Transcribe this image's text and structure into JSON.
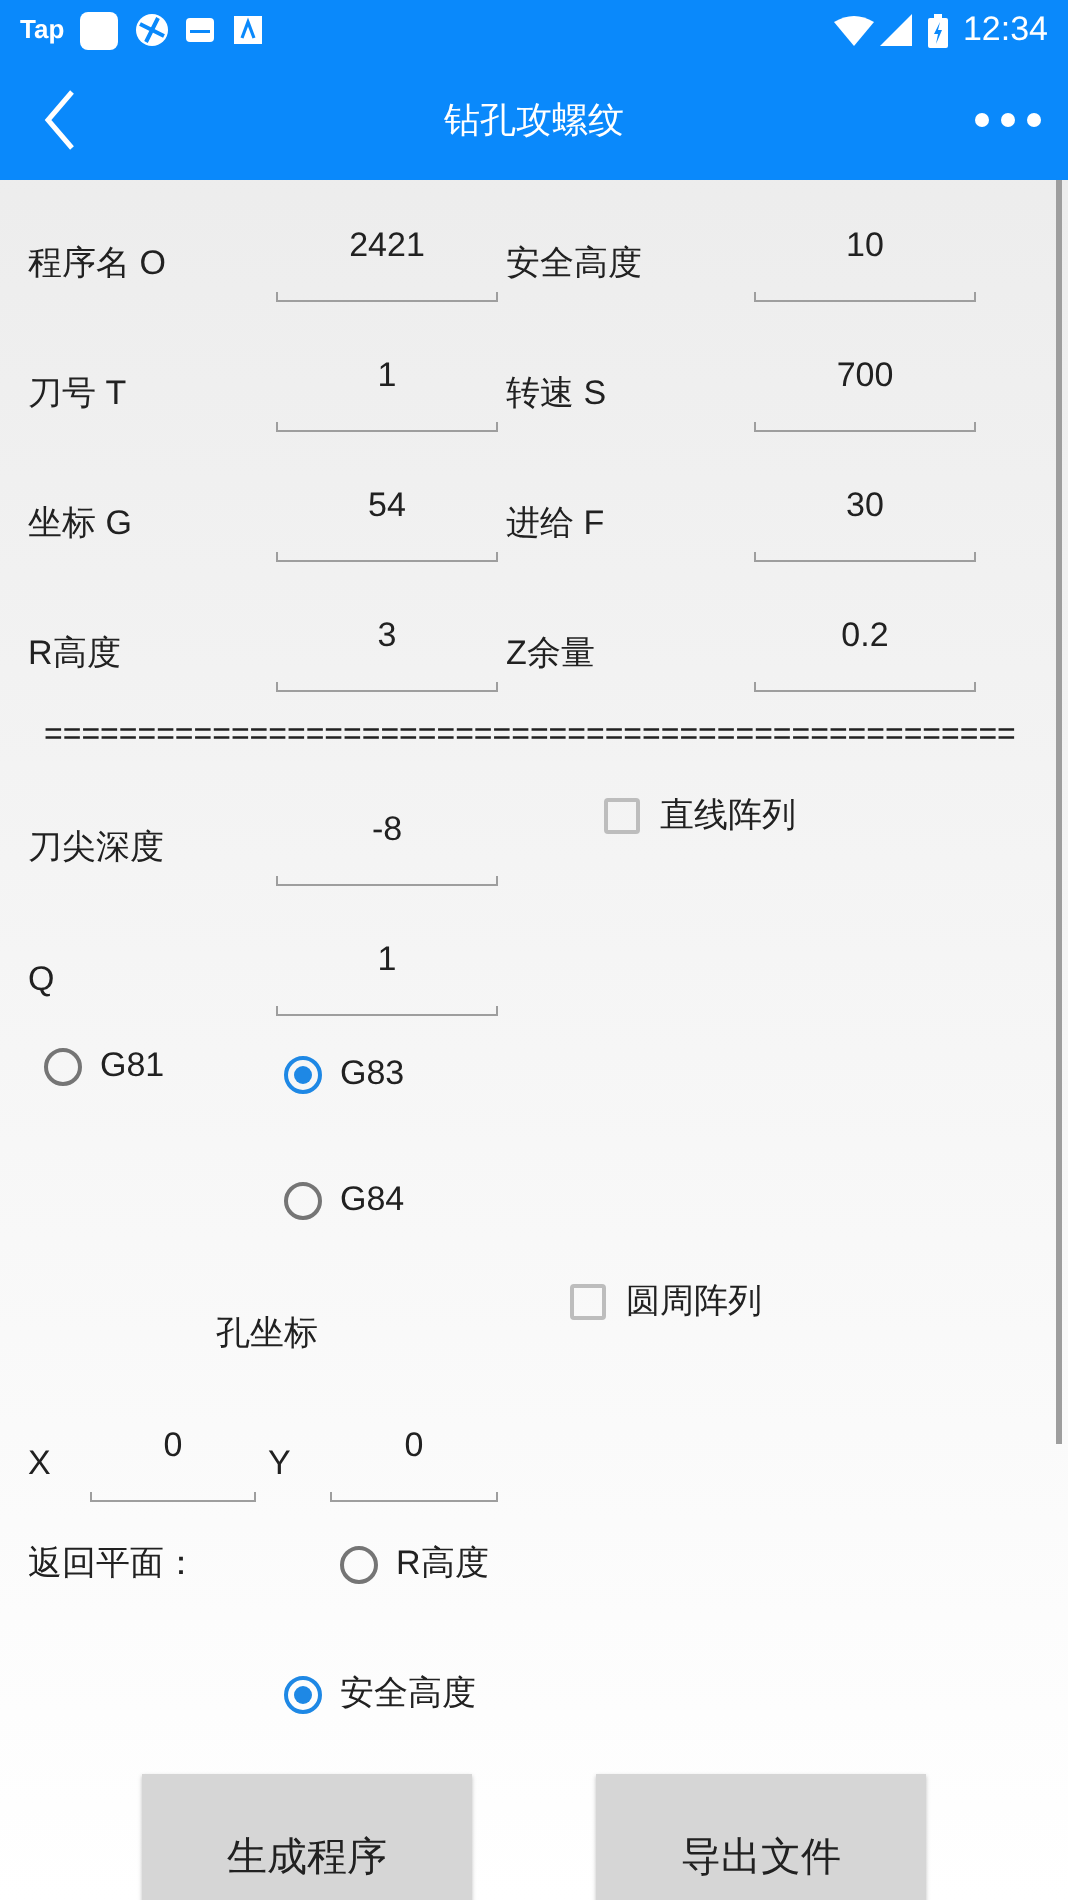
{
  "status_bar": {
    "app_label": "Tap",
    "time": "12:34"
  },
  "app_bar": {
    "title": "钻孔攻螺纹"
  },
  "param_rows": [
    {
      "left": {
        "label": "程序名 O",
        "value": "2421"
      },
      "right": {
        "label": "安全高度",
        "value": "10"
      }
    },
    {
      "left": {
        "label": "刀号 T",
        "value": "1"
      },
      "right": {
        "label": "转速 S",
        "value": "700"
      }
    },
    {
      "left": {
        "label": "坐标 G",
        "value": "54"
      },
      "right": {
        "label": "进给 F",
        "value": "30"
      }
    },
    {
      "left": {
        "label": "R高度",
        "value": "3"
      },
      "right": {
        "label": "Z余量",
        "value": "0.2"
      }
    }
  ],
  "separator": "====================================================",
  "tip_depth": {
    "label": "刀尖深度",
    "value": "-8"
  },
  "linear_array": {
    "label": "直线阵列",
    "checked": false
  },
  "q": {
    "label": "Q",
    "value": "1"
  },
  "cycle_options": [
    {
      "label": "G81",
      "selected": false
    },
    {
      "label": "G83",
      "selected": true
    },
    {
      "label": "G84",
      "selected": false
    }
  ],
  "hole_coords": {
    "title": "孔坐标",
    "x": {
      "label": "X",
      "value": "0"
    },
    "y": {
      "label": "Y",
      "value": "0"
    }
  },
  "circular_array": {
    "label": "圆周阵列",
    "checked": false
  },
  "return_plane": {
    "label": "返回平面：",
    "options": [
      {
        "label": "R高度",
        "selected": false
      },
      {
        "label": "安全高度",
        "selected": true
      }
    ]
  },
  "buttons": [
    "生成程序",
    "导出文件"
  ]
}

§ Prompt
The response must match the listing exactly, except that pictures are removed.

§ Worked solution
Transcribe this image's text and structure into JSON.
{
  "status_bar": {
    "app_label": "Tap",
    "time": "12:34"
  },
  "app_bar": {
    "title": "钻孔攻螺纹"
  },
  "param_rows": [
    {
      "left": {
        "label": "程序名 O",
        "value": "2421"
      },
      "right": {
        "label": "安全高度",
        "value": "10"
      }
    },
    {
      "left": {
        "label": "刀号 T",
        "value": "1"
      },
      "right": {
        "label": "转速 S",
        "value": "700"
      }
    },
    {
      "left": {
        "label": "坐标 G",
        "value": "54"
      },
      "right": {
        "label": "进给 F",
        "value": "30"
      }
    },
    {
      "left": {
        "label": "R高度",
        "value": "3"
      },
      "right": {
        "label": "Z余量",
        "value": "0.2"
      }
    }
  ],
  "separator": "====================================================",
  "tip_depth": {
    "label": "刀尖深度",
    "value": "-8"
  },
  "linear_array": {
    "label": "直线阵列",
    "checked": false
  },
  "q": {
    "label": "Q",
    "value": "1"
  },
  "cycle_options": [
    {
      "label": "G81",
      "selected": false
    },
    {
      "label": "G83",
      "selected": true
    },
    {
      "label": "G84",
      "selected": false
    }
  ],
  "hole_coords": {
    "title": "孔坐标",
    "x": {
      "label": "X",
      "value": "0"
    },
    "y": {
      "label": "Y",
      "value": "0"
    }
  },
  "circular_array": {
    "label": "圆周阵列",
    "checked": false
  },
  "return_plane": {
    "label": "返回平面：",
    "options": [
      {
        "label": "R高度",
        "selected": false
      },
      {
        "label": "安全高度",
        "selected": true
      }
    ]
  },
  "buttons": [
    "生成程序",
    "导出文件"
  ]
}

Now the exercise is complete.